What is needed is a verbatim copy of the data, minus the pictures.

(Supplied records begins)

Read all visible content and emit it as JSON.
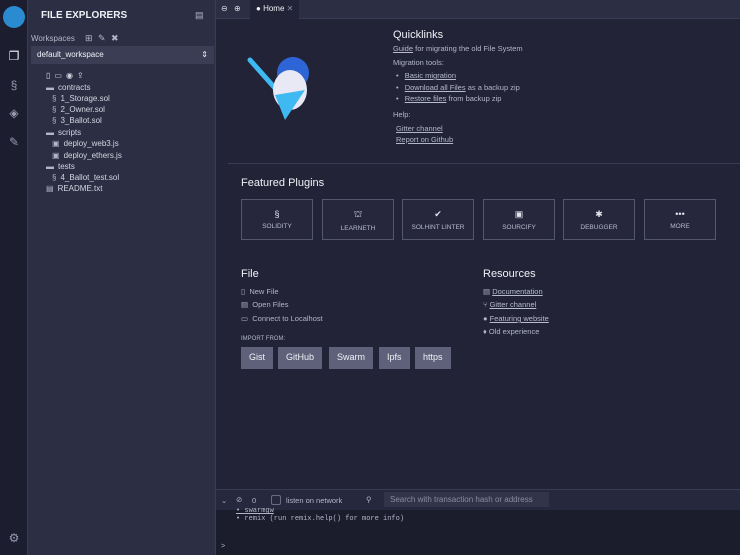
{
  "sidebar": {
    "title": "FILE EXPLORERS",
    "workspaces_label": "Workspaces",
    "workspace": "default_workspace",
    "tree": [
      "contracts",
      "1_Storage.sol",
      "2_Owner.sol",
      "3_Ballot.sol",
      "scripts",
      "deploy_web3.js",
      "deploy_ethers.js",
      "tests",
      "4_Ballot_test.sol",
      "README.txt"
    ]
  },
  "tab": {
    "label": "Home"
  },
  "quicklinks": {
    "title": "Quicklinks",
    "guide": "Guide",
    "guide_rest": "for migrating the old File System",
    "migration": "Migration tools:",
    "basic": "Basic migration",
    "download": "Download all Files",
    "download_rest": "as a backup zip",
    "restore": "Restore files",
    "restore_rest": "from backup zip",
    "help": "Help:",
    "gitter": "Gitter channel",
    "github": "Report on Github"
  },
  "featured": {
    "title": "Featured Plugins",
    "plugins": [
      "SOLIDITY",
      "LEARNETH",
      "SOLHINT LINTER",
      "SOURCIFY",
      "DEBUGGER",
      "MORE"
    ]
  },
  "file": {
    "title": "File",
    "items": [
      "New File",
      "Open Files",
      "Connect to Localhost"
    ],
    "import_label": "IMPORT FROM:",
    "imports": [
      "Gist",
      "GitHub",
      "Swarm",
      "Ipfs",
      "https"
    ]
  },
  "resources": {
    "title": "Resources",
    "items": [
      "Documentation",
      "Gitter channel",
      "Featuring website",
      "Old experience"
    ]
  },
  "terminal": {
    "count": "0",
    "listen": "listen on network",
    "search_placeholder": "Search with transaction hash or address",
    "lines": [
      "swarmgw",
      "remix (run remix.help() for more info)"
    ],
    "prompt": ">"
  }
}
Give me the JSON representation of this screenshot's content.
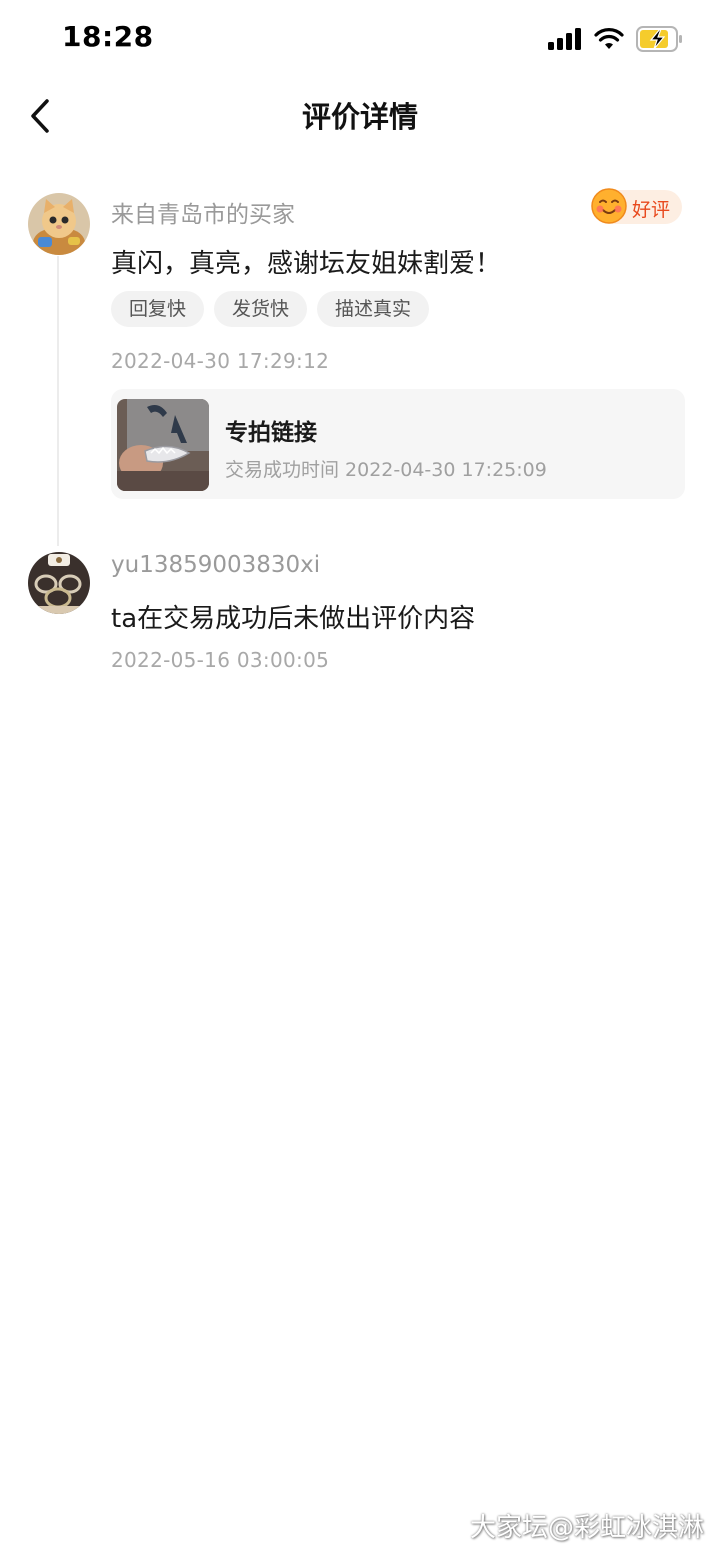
{
  "status_bar": {
    "time": "18:28"
  },
  "nav": {
    "title": "评价详情"
  },
  "reviews": [
    {
      "reviewer": "来自青岛市的买家",
      "rating_label": "好评",
      "text": "真闪，真亮，感谢坛友姐妹割爱！",
      "tags": [
        "回复快",
        "发货快",
        "描述真实"
      ],
      "date": "2022-04-30 17:29:12",
      "product": {
        "title": "专拍链接",
        "deal_time": "交易成功时间 2022-04-30 17:25:09"
      }
    },
    {
      "reviewer": "yu13859003830xi",
      "text": "ta在交易成功后未做出评价内容",
      "date": "2022-05-16 03:00:05"
    }
  ],
  "watermark": "大家坛@彩虹冰淇淋",
  "colors": {
    "badge_bg": "#fdeee2",
    "badge_text": "#e8491d",
    "battery": "#f5cc2c"
  }
}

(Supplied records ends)

> Problem solution
Read all visible content and emit it as JSON.
{
  "sidebar": {
    "title": "FILE EXPLORERS",
    "workspaces_label": "Workspaces",
    "workspace": "default_workspace",
    "tree": [
      "contracts",
      "1_Storage.sol",
      "2_Owner.sol",
      "3_Ballot.sol",
      "scripts",
      "deploy_web3.js",
      "deploy_ethers.js",
      "tests",
      "4_Ballot_test.sol",
      "README.txt"
    ]
  },
  "tab": {
    "label": "Home"
  },
  "quicklinks": {
    "title": "Quicklinks",
    "guide": "Guide",
    "guide_rest": "for migrating the old File System",
    "migration": "Migration tools:",
    "basic": "Basic migration",
    "download": "Download all Files",
    "download_rest": "as a backup zip",
    "restore": "Restore files",
    "restore_rest": "from backup zip",
    "help": "Help:",
    "gitter": "Gitter channel",
    "github": "Report on Github"
  },
  "featured": {
    "title": "Featured Plugins",
    "plugins": [
      "SOLIDITY",
      "LEARNETH",
      "SOLHINT LINTER",
      "SOURCIFY",
      "DEBUGGER",
      "MORE"
    ]
  },
  "file": {
    "title": "File",
    "items": [
      "New File",
      "Open Files",
      "Connect to Localhost"
    ],
    "import_label": "IMPORT FROM:",
    "imports": [
      "Gist",
      "GitHub",
      "Swarm",
      "Ipfs",
      "https"
    ]
  },
  "resources": {
    "title": "Resources",
    "items": [
      "Documentation",
      "Gitter channel",
      "Featuring website",
      "Old experience"
    ]
  },
  "terminal": {
    "count": "0",
    "listen": "listen on network",
    "search_placeholder": "Search with transaction hash or address",
    "lines": [
      "swarmgw",
      "remix (run remix.help() for more info)"
    ],
    "prompt": ">"
  }
}
Give me the JSON representation of this screenshot's content.
{
  "status_bar": {
    "time": "18:28"
  },
  "nav": {
    "title": "评价详情"
  },
  "reviews": [
    {
      "reviewer": "来自青岛市的买家",
      "rating_label": "好评",
      "text": "真闪，真亮，感谢坛友姐妹割爱！",
      "tags": [
        "回复快",
        "发货快",
        "描述真实"
      ],
      "date": "2022-04-30 17:29:12",
      "product": {
        "title": "专拍链接",
        "deal_time": "交易成功时间 2022-04-30 17:25:09"
      }
    },
    {
      "reviewer": "yu13859003830xi",
      "text": "ta在交易成功后未做出评价内容",
      "date": "2022-05-16 03:00:05"
    }
  ],
  "watermark": "大家坛@彩虹冰淇淋",
  "colors": {
    "badge_bg": "#fdeee2",
    "badge_text": "#e8491d",
    "battery": "#f5cc2c"
  }
}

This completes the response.